four squares orthogonally without capture, it is capable of capturing any
piece adjacent to it and also attacks a good number of squares two and three
king-moves away. When capturing pieces diagonally adjacent to it, it
can first capture and then move orthogonally, or first move orthogonally
and then capture, thus choosing its destination-square. Lastly, it
can extend its move by capturing a friendly piece, and using the additional
attribute(s). Clearly, the combinator-opawn-squared is much more powerful
than an opawn-squared; even approaching the strength of a normal queen. A
combinator-amazon is a terrifying piece capable of reaching almost every
square on the chessboard; simply by being on the board it probably places
the enemy king in check.
A final technical note which gives an idea of how complicated things become

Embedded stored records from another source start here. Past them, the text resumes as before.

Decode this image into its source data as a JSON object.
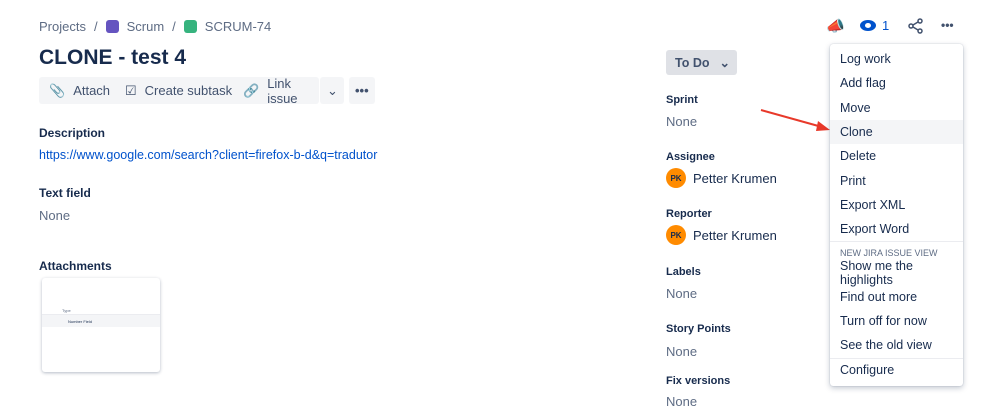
{
  "breadcrumb": {
    "projects": "Projects",
    "sep": "/",
    "project": "Scrum",
    "issue": "SCRUM-74"
  },
  "title": "CLONE - test 4",
  "toolbar": {
    "attach": "Attach",
    "create_subtask": "Create subtask",
    "link_issue": "Link issue"
  },
  "header_actions": {
    "watch_count": "1"
  },
  "description": {
    "label": "Description",
    "link": "https://www.google.com/search?client=firefox-b-d&q=tradutor"
  },
  "text_field": {
    "label": "Text field",
    "value": "None"
  },
  "attachments": {
    "label": "Attachments",
    "thumb_header": "Type",
    "thumb_row": "Number Field"
  },
  "status": "To Do",
  "fields": {
    "sprint": {
      "label": "Sprint",
      "value": "None"
    },
    "assignee": {
      "label": "Assignee",
      "initials": "PK",
      "value": "Petter Krumen"
    },
    "reporter": {
      "label": "Reporter",
      "initials": "PK",
      "value": "Petter Krumen"
    },
    "labels": {
      "label": "Labels",
      "value": "None"
    },
    "story_points": {
      "label": "Story Points",
      "value": "None"
    },
    "fix_versions": {
      "label": "Fix versions",
      "value": "None"
    }
  },
  "menu": {
    "items": [
      "Log work",
      "Add flag",
      "Move",
      "Clone",
      "Delete",
      "Print",
      "Export XML",
      "Export Word"
    ],
    "section": "NEW JIRA ISSUE VIEW",
    "items2": [
      "Show me the highlights",
      "Find out more",
      "Turn off for now",
      "See the old view"
    ],
    "configure": "Configure"
  },
  "colors": {
    "accent": "#0052cc",
    "arrow": "#e8392a",
    "avatar": "#ff8b00"
  }
}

when combinators get involved: A combinator-king with one or two additional
attributes can be very powerful; for example, it can deliver check to the
opponent's king - without itself being in check, and despite being restricted
to capturing via kings-move throughout the course of the combinator move.
How? Well, so long as the king can execute a combinator move which
1) captures the opponent king (via a king move) and 2) still ends the turn
without itself being in check, then it is checking the opponent king. Note:
combinator kings may move through check in the course of their move, but
may NEVER end the turn in check, and they must ALWAYS move out of check
if they are placed into it by the other player. In fact, avoiding
check takes precedence over winning the game; one cannot make any move that
would win the game but would leave one's king in check. This rule
is to make the game more forcing, avoid losses by oversight of a possible
king-capture, and avoid some sticky questions about the legality of various
combinator-king moves, checks, and captures (e.g.. does a king capturing another
king destroy both king attributes, thus causing both players to lose? answer:
you never capture the enemy king in practice; the enemy king must move out
of check somehow, and if it cannot, the opponent is mated and you have won;
however you cannot make any move that would place you into check, nor can
you check using a capturing threat which you cannot legally execute, such
as with an absolutely pinned piece or king that cannot capture the enemy
king without ending the turn in check) The grammar is convoluted, but
the rule *should* make sense (if you read it a few dozen times.)
A player loses when 1) He has no pieces on the board at the end of his
turn. 2) He has no legal placements or moves. 3) He has a royal
piece on the board, and it is checkmated*. 4) He resigns. 5) He
runs out of time.
And of course, a player wins when her opponent loses. A draw occurs
only through threefold repetition, by insufficient material to win, or by
agreement between the players.
*This is a special case of condition two, because before all else,
one must move out of check.